A few years ago the Americans United for Separation of Church and State filed a lawsuit with a federal appeals court, demanding that an Ohio judge remove a poster displaying the Ten Commandments from his courtroom. The Americans United executive director explained that, “It’s obvious that he is using his courtroom to advance his personal religious viewpoint. That’s wrong, and the appeals court should say so.” One has to wonder what objective standard the AUSCS is using to decide “right” and “wrong,” having thrown out the Ten Commandments.
She took of its fruit and ate. She also gave to her husband with her, and he ate. Then the eyes of both of them were opened, and they knew that they were naked; and they sewed fig leaves together and made themselves coverings (Genesis 3:6-7). When Adam and Eve listened to the serpent, and ate of the fruit which God had forbidden them from eating, the change was instantaneous, unmistakable, and disastrous. Suddenly, shockingly, devastatingly they felt their nakedness.
I want you to understand that the head of every man is Christ, the head of a wife is her husband, and the head of Christ is God (1 Corinthians 11:3). As Paul opens a discussion on what is now a controversial topic — that of the wife’s submission to her husband — he grounds the whole discussion of submission in the unchanging, transcultural implications of Christian truth. Paul points us to the fact that submission is part of the very fabric of existence. Every man has his own authority to whom he must submit. “The head of every man
It was a rainy evening in New York City on Monday, September 10, 2001. My wife and I were in town for business but had enjoyed the opportunity to do some sight-seeing and get a taste for Manhattan’s wonderful diversity of food, scenery, and arts. We bought umbrellas and a rain jacket at Pier 17, hotdogs and Broadway tickets in Time Square, before eventually taking in The Phantom of the Opera that night. Afterward, we took the subway to our hotel — just across the water from, but in sight of, the World Trade Center.
Not too long ago I came across a comment in cyberspace that illustrates just how much our generation has limited God in our own perception and discussion of him. A Christian in the United Kingdom had posted a comment to an online news article on flooding in a third-world country, expressing her concern and that she would be praying for those affected. Someone soon afterward posted the following query: “You were praying for God to stop the rain in another part of the world? Just how big do you think God is, anyway?”
Of the eight speeches by Paul detailed by Luke in the book of Acts, the address in Acts 20 to the Ephesian elders is the only pastoral one. In fact, it is the only public discourse recorded in Acts that is addressed to a Christian audience—which clearly indicates how purposeful and proactive the early church was in reaching out to the unbelieving world with the gospel!
In Psalm 23 David famously writes, “The LORD is my Shepherd; I shall not want.” Though these words are familiar to most Christians, I wonder how much time most Christians have spent actually thinking about what this simple statement means. What truth is David here expressing about God, and what does it mean for us as believers?

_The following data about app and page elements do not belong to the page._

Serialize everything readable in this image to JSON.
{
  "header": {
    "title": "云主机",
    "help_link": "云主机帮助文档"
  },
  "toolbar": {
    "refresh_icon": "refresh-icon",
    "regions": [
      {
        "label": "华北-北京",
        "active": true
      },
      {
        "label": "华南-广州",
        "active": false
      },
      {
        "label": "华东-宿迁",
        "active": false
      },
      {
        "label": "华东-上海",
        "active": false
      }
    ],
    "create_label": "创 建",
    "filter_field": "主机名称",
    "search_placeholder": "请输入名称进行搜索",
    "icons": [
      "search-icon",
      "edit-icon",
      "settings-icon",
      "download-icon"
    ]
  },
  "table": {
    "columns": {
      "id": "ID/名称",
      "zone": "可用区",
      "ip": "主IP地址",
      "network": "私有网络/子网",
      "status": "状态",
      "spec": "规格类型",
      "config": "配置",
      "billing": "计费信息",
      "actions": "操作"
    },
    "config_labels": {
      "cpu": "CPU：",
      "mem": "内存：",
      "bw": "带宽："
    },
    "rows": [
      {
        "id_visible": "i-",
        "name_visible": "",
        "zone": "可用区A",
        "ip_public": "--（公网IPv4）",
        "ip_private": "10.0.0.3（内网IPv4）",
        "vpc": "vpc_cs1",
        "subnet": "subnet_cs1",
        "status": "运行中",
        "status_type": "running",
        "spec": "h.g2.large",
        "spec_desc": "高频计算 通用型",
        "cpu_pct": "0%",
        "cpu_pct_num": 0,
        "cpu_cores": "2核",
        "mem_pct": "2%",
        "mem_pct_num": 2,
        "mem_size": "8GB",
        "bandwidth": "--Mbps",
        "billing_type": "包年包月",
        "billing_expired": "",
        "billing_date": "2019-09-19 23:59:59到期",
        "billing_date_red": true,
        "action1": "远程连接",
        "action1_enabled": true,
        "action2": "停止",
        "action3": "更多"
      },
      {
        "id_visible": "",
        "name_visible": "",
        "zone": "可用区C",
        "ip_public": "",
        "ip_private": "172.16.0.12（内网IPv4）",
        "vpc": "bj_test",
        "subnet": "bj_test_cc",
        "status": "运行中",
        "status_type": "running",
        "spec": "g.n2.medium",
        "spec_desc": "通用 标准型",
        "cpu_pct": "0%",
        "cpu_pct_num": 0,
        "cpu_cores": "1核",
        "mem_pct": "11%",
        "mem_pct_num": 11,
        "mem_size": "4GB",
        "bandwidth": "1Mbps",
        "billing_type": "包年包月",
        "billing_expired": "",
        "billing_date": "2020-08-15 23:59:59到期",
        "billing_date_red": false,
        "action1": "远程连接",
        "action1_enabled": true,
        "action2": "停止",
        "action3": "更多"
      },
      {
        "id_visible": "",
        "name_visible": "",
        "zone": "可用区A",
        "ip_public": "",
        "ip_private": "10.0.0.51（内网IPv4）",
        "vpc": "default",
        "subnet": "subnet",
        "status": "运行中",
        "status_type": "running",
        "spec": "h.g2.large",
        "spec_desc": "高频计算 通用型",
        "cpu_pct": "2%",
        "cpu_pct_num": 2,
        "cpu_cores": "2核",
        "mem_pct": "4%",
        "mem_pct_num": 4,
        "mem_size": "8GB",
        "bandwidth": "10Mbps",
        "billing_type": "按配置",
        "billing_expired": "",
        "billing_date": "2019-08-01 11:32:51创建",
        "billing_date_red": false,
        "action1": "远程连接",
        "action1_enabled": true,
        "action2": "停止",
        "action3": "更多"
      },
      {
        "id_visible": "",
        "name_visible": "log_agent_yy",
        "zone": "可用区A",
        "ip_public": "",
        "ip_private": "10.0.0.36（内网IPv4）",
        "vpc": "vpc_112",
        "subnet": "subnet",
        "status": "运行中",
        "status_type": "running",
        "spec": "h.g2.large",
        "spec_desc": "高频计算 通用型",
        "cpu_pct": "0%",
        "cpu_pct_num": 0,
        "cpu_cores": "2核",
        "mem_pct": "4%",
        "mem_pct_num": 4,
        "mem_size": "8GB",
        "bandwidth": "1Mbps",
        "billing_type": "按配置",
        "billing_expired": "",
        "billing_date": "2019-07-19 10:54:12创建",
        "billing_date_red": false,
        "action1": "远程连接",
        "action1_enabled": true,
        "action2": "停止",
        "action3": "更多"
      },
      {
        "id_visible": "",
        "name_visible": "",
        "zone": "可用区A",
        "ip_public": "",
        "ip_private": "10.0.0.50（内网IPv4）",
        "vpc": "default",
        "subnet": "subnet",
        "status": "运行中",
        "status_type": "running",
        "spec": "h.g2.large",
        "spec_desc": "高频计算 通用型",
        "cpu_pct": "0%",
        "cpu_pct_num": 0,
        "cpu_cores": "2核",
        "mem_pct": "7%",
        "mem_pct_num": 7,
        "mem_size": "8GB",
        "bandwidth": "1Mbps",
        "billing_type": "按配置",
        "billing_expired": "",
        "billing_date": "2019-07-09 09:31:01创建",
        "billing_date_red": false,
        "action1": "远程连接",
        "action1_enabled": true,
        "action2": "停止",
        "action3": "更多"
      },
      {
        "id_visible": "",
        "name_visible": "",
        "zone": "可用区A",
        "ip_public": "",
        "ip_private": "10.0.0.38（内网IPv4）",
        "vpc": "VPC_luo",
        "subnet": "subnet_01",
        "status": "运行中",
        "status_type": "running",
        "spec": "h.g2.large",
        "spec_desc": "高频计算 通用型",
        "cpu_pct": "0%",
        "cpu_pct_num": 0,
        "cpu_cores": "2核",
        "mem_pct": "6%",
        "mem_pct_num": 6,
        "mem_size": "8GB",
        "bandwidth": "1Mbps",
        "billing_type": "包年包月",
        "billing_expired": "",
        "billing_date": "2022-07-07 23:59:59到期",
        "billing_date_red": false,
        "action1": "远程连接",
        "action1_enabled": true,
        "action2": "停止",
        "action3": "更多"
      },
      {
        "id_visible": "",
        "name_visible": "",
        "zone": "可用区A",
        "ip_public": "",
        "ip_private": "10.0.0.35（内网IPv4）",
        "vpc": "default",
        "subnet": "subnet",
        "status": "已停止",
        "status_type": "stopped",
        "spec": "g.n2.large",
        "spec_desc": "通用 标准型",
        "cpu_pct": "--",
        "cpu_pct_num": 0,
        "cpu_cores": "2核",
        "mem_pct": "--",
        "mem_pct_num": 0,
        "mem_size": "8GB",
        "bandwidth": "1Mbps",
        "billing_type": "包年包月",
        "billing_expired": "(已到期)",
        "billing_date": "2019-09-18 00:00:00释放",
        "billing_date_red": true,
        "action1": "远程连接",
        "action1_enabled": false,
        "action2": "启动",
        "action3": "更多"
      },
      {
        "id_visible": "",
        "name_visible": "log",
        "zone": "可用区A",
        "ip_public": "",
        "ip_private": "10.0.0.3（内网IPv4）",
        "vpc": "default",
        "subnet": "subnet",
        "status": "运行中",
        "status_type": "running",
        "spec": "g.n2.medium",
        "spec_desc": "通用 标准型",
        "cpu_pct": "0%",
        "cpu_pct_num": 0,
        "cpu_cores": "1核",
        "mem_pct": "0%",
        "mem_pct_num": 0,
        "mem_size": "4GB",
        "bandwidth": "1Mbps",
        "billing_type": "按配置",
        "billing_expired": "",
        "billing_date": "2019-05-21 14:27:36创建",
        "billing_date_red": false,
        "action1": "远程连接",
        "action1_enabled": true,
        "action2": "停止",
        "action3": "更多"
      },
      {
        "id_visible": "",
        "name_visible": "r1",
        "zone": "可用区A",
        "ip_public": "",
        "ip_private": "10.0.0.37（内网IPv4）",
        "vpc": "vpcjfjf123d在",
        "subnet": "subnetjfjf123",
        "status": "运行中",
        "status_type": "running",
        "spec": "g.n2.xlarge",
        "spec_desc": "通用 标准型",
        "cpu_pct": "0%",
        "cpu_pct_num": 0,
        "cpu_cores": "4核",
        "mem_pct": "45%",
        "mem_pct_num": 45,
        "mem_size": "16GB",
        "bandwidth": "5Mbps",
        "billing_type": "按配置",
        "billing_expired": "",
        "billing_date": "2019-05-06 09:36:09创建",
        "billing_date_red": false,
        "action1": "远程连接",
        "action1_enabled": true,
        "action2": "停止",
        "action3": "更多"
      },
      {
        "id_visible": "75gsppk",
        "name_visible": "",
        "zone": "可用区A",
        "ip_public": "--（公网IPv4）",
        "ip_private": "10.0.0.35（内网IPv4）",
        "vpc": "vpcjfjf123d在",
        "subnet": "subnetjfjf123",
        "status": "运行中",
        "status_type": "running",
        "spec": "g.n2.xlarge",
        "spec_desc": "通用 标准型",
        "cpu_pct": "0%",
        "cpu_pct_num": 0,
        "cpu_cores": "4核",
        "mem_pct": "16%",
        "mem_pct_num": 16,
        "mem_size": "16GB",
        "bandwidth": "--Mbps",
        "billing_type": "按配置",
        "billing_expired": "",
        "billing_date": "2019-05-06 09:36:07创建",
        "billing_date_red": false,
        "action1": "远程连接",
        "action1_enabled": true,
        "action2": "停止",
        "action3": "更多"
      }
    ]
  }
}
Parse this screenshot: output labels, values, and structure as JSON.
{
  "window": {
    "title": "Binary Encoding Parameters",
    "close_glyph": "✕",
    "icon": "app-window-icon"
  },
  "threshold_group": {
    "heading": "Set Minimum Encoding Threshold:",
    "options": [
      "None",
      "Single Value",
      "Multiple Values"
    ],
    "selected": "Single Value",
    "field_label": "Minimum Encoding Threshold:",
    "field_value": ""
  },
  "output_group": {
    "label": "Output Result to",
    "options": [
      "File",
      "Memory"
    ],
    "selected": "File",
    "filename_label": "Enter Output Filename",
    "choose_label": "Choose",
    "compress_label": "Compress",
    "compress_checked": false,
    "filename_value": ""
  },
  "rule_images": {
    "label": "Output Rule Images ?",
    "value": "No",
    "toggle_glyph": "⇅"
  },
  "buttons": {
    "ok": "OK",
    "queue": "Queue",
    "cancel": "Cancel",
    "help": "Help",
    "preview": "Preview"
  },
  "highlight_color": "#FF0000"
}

Unless the Lord builds the house, those who build it labor in vain (Psalm 127:1). This is a familiar verse for many Christians. But how should we apply it practically? What does it mean for the Lord to “build the house?”
Two angels came to Sodom and Lot was sitting in the gate of Sodom (Genesis 19:1). As two angelic messengers arrive at Sodom for the sole purpose of bringing divine judgment on this wholly degenerate city, they find Abraham’s nephew Lot sitting in the gate of the city. This seems incongruous and out of place, because in God’s own review of the city’s inhabitants we are specifically told there were not even ten righteous people in the whole town.
James is famous for his bold, convicting rebukes regarding the use of our tongue. But it is important to see that James’ discussion of the tongue is just one illustration of the many ways that we all offend God: “We all stumble in many ways. And if anyone does not stumble in what he says, he is a perfect man, able also to bridle his whole body” (3:2).
He established a testimony in Jacob and appointed a law in Israel, which he commanded our fathers to teach to their children, that the next generation might know them, the children yet unborn, and arise and tell them to their children, so that they should set their hope in God and not forget the works of God, but keep his commandments (Psalm 78:5-7).
Jesus makes the startling, exclusive claim in John 15:1, “I am the true vine,” and goes on in verse 7 to say, “If you abide in me, and my words abide in you, ask whatever you wish, and it will be done for you.” Only One, True Vine It is important to keep in mind that Jesus could have simply said, “I am the vine” . . . and then gone on with his analogy. But instead he specifically inserts the modifier “true”: I am the true, the genuine vine.